---------- Dataset excerpts

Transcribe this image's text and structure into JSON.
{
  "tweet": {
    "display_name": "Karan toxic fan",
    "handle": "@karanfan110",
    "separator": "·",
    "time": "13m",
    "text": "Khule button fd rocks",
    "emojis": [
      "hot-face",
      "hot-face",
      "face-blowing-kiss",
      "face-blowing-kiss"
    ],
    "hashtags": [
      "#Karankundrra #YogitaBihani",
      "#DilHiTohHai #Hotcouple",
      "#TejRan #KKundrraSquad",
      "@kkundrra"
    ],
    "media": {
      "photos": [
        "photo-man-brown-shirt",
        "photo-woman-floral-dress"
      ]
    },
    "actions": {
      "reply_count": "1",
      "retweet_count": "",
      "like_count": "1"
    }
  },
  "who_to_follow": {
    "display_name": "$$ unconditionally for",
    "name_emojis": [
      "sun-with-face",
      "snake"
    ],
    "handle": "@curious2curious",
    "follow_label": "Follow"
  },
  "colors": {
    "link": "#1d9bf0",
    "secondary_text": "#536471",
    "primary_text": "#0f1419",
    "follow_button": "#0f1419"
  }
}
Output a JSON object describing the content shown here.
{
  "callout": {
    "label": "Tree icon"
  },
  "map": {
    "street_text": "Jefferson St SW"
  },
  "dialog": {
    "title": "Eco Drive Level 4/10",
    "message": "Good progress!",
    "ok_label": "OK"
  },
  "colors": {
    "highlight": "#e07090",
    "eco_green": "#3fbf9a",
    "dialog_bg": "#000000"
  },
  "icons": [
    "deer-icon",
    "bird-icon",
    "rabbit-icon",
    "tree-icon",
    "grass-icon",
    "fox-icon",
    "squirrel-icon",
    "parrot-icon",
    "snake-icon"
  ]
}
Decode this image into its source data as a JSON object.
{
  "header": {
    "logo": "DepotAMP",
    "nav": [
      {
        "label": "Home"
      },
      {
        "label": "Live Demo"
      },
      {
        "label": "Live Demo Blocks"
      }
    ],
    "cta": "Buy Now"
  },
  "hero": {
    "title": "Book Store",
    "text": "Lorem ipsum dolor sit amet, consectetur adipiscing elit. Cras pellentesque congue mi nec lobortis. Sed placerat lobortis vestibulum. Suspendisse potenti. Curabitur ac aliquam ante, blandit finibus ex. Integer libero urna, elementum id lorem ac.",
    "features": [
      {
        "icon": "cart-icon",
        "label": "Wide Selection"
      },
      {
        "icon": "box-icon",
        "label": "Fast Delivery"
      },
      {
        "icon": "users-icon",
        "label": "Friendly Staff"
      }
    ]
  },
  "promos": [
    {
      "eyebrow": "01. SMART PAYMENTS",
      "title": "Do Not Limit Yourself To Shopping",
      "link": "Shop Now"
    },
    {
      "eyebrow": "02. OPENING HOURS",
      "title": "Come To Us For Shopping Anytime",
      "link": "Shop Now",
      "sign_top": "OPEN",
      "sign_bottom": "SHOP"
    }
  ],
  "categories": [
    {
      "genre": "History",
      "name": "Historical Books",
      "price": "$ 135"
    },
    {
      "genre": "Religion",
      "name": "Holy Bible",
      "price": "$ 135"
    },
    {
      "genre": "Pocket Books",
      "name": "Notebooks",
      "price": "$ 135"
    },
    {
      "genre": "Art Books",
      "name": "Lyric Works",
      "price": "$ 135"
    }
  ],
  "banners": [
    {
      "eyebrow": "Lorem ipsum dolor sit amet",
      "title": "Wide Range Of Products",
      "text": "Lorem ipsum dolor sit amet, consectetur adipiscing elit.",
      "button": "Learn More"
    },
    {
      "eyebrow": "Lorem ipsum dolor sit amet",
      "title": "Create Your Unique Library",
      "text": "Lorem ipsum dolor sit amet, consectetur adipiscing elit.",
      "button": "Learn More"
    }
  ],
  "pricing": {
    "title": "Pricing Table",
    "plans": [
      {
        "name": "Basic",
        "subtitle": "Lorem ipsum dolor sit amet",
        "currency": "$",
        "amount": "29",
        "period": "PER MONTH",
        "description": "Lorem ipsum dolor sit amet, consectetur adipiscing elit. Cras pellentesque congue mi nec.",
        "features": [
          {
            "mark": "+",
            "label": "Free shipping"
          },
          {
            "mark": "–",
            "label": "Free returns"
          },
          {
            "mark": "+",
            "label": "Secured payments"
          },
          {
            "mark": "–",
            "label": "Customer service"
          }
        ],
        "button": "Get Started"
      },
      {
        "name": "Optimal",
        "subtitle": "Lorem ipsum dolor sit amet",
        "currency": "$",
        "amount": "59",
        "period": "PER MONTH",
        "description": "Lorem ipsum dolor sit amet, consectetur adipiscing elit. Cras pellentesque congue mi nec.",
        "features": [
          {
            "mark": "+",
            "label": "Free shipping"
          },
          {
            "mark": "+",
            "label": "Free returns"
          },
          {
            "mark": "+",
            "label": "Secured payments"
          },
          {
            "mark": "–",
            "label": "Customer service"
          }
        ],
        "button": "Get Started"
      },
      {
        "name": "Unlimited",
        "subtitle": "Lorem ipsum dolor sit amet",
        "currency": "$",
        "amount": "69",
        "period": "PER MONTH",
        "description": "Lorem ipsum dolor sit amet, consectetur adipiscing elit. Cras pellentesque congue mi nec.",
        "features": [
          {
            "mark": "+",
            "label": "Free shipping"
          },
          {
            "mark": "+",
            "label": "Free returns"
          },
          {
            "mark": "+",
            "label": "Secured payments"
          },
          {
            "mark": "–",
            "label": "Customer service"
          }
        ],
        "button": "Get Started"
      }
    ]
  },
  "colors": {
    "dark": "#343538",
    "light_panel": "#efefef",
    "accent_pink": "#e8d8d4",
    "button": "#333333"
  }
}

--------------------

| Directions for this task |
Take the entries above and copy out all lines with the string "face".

| Your response |
      "hot-face",
      "hot-face",
      "face-blowing-kiss",
      "face-blowing-kiss"
      "sun-with-face",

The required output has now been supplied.